For this exercise, copy all the data exactly and include none of the pictures.

SUPPLIED DATA Start Marker

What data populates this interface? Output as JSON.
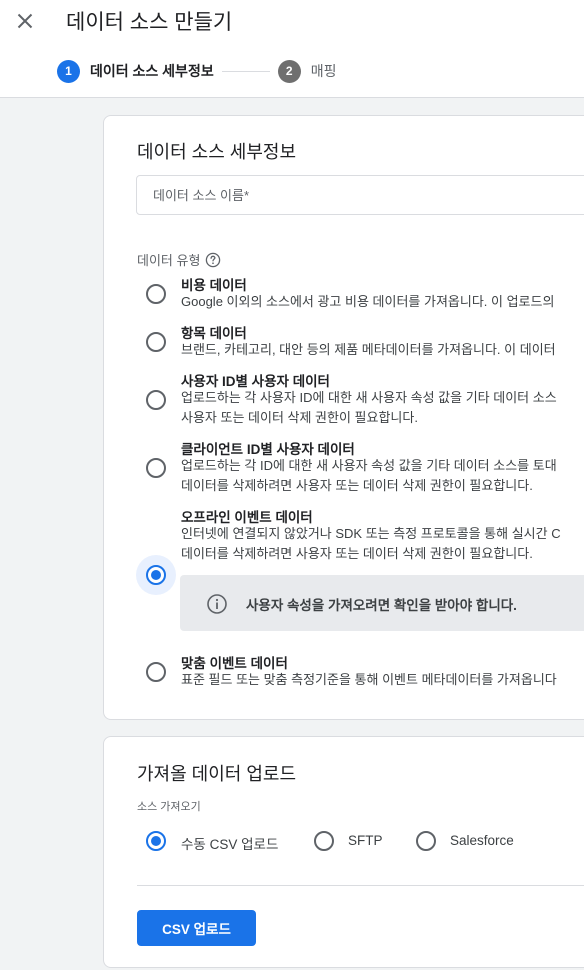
{
  "header": {
    "title": "데이터 소스 만들기",
    "close_icon": "close-icon",
    "steps": [
      {
        "number": "1",
        "label": "데이터 소스 세부정보",
        "active": true
      },
      {
        "number": "2",
        "label": "매핑",
        "active": false
      }
    ]
  },
  "details": {
    "title": "데이터 소스 세부정보",
    "name_placeholder": "데이터 소스 이름*",
    "data_type_label": "데이터 유형",
    "help_icon": "help-circle-icon",
    "options": [
      {
        "title": "비용 데이터",
        "desc": [
          "Google 이외의 소스에서 광고 비용 데이터를 가져옵니다. 이 업로드의"
        ],
        "selected": false
      },
      {
        "title": "항목 데이터",
        "desc": [
          "브랜드, 카테고리, 대안 등의 제품 메타데이터를 가져옵니다. 이 데이터"
        ],
        "selected": false
      },
      {
        "title": "사용자 ID별 사용자 데이터",
        "desc": [
          "업로드하는 각 사용자 ID에 대한 새 사용자 속성 값을 기타 데이터 소스",
          "사용자 또는 데이터 삭제 권한이 필요합니다."
        ],
        "selected": false
      },
      {
        "title": "클라이언트 ID별 사용자 데이터",
        "desc": [
          "업로드하는 각 ID에 대한 새 사용자 속성 값을 기타 데이터 소스를 토대",
          "데이터를 삭제하려면 사용자 또는 데이터 삭제 권한이 필요합니다."
        ],
        "selected": false
      },
      {
        "title": "오프라인 이벤트 데이터",
        "desc": [
          "인터넷에 연결되지 않았거나 SDK 또는 측정 프로토콜을 통해 실시간 C",
          "데이터를 삭제하려면 사용자 또는 데이터 삭제 권한이 필요합니다."
        ],
        "selected": true
      },
      {
        "title": "맞춤 이벤트 데이터",
        "desc": [
          "표준 필드 또는 맞춤 측정기준을 통해 이벤트 메타데이터를 가져옵니다"
        ],
        "selected": false
      }
    ],
    "info": {
      "icon": "info-icon",
      "text": "사용자 속성을 가져오려면 확인을 받아야 합니다."
    }
  },
  "upload": {
    "title": "가져올 데이터 업로드",
    "source_label": "소스 가져오기",
    "sources": [
      {
        "label": "수동 CSV 업로드",
        "selected": true
      },
      {
        "label": "SFTP",
        "selected": false
      },
      {
        "label": "Salesforce",
        "selected": false
      }
    ],
    "button_label": "CSV 업로드"
  },
  "colors": {
    "accent": "#1a73e8",
    "background": "#f1f3f4",
    "info_bg": "#e8eaed"
  }
}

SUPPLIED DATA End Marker

**EXERCISE OUTPUT:**
What data populates this interface? Output as JSON.
{
  "header": {
    "title": "데이터 소스 만들기",
    "close_icon": "close-icon",
    "steps": [
      {
        "number": "1",
        "label": "데이터 소스 세부정보",
        "active": true
      },
      {
        "number": "2",
        "label": "매핑",
        "active": false
      }
    ]
  },
  "details": {
    "title": "데이터 소스 세부정보",
    "name_placeholder": "데이터 소스 이름*",
    "data_type_label": "데이터 유형",
    "help_icon": "help-circle-icon",
    "options": [
      {
        "title": "비용 데이터",
        "desc": [
          "Google 이외의 소스에서 광고 비용 데이터를 가져옵니다. 이 업로드의"
        ],
        "selected": false
      },
      {
        "title": "항목 데이터",
        "desc": [
          "브랜드, 카테고리, 대안 등의 제품 메타데이터를 가져옵니다. 이 데이터"
        ],
        "selected": false
      },
      {
        "title": "사용자 ID별 사용자 데이터",
        "desc": [
          "업로드하는 각 사용자 ID에 대한 새 사용자 속성 값을 기타 데이터 소스",
          "사용자 또는 데이터 삭제 권한이 필요합니다."
        ],
        "selected": false
      },
      {
        "title": "클라이언트 ID별 사용자 데이터",
        "desc": [
          "업로드하는 각 ID에 대한 새 사용자 속성 값을 기타 데이터 소스를 토대",
          "데이터를 삭제하려면 사용자 또는 데이터 삭제 권한이 필요합니다."
        ],
        "selected": false
      },
      {
        "title": "오프라인 이벤트 데이터",
        "desc": [
          "인터넷에 연결되지 않았거나 SDK 또는 측정 프로토콜을 통해 실시간 C",
          "데이터를 삭제하려면 사용자 또는 데이터 삭제 권한이 필요합니다."
        ],
        "selected": true
      },
      {
        "title": "맞춤 이벤트 데이터",
        "desc": [
          "표준 필드 또는 맞춤 측정기준을 통해 이벤트 메타데이터를 가져옵니다"
        ],
        "selected": false
      }
    ],
    "info": {
      "icon": "info-icon",
      "text": "사용자 속성을 가져오려면 확인을 받아야 합니다."
    }
  },
  "upload": {
    "title": "가져올 데이터 업로드",
    "source_label": "소스 가져오기",
    "sources": [
      {
        "label": "수동 CSV 업로드",
        "selected": true
      },
      {
        "label": "SFTP",
        "selected": false
      },
      {
        "label": "Salesforce",
        "selected": false
      }
    ],
    "button_label": "CSV 업로드"
  },
  "colors": {
    "accent": "#1a73e8",
    "background": "#f1f3f4",
    "info_bg": "#e8eaed"
  }
}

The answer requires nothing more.